■ INSTRUCTIONS FOR THE TASK ■
Where the string "power" appears in a line of the data, show that line.

══════════════════════════════

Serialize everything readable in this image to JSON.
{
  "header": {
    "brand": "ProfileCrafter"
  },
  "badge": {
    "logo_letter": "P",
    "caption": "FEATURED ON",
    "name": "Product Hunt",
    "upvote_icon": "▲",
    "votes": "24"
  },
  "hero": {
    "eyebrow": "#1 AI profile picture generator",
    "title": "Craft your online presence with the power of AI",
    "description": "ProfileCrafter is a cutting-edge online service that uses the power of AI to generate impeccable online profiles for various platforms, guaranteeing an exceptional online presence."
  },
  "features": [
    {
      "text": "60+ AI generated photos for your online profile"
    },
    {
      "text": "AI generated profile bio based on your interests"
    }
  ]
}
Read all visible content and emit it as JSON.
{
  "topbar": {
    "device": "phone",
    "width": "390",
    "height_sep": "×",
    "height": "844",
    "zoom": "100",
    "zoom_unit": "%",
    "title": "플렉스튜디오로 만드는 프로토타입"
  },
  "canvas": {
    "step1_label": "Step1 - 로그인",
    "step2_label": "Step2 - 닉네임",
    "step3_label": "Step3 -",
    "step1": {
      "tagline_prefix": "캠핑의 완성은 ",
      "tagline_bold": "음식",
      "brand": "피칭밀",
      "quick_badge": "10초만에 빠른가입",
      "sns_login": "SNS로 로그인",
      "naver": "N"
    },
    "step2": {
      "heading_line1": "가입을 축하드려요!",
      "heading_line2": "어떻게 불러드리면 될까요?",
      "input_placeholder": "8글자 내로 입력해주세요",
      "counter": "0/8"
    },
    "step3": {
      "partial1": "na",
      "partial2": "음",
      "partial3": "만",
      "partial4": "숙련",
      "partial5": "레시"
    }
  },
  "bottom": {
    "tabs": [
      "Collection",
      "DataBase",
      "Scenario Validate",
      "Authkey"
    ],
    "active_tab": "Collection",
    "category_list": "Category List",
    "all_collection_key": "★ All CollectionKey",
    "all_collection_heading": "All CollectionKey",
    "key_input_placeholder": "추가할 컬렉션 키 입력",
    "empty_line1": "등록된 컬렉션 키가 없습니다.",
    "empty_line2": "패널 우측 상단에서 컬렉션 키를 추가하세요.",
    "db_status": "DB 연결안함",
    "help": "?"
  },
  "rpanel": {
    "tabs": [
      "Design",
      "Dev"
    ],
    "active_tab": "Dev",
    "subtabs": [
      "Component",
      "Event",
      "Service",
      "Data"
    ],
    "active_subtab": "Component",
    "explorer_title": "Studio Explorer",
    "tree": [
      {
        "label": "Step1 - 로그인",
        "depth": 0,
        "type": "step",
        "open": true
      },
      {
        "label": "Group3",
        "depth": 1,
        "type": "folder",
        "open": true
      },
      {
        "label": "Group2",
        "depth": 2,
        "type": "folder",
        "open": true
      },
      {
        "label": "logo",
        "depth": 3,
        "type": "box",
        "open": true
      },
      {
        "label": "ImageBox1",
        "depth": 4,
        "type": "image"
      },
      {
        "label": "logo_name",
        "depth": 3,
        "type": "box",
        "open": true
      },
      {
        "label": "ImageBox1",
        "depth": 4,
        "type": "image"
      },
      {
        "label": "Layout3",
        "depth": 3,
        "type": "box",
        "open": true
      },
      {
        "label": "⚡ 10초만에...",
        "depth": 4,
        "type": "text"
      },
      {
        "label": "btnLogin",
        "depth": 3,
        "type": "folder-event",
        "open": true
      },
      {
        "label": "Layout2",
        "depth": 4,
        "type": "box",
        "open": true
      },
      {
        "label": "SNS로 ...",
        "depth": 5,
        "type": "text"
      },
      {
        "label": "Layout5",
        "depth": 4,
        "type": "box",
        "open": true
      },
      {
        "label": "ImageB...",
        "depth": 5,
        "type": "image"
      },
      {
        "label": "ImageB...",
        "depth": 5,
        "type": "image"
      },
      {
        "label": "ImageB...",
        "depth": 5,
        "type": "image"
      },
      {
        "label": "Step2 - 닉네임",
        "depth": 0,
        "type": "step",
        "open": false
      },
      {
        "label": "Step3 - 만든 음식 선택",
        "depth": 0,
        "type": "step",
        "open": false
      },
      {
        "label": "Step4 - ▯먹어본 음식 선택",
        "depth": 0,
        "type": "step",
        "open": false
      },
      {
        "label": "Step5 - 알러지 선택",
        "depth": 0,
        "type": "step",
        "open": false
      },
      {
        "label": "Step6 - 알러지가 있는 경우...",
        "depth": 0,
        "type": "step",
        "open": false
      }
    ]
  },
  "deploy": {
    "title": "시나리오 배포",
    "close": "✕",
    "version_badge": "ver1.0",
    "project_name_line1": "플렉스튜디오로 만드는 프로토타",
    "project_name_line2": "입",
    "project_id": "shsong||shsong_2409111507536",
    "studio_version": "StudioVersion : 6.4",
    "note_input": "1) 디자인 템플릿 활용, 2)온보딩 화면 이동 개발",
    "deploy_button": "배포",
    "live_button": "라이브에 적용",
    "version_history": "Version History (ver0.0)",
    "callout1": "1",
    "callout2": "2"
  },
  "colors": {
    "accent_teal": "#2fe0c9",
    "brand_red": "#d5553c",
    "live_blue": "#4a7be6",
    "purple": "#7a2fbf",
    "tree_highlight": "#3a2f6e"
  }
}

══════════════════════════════

■ EXERCISE RESULT ■
    "title": "Craft your online presence with the power of AI",
    "description": "ProfileCrafter is a cutting-edge online service that uses the power of AI to generate impeccable online profiles for various platforms, guaranteeing an exceptional online presence."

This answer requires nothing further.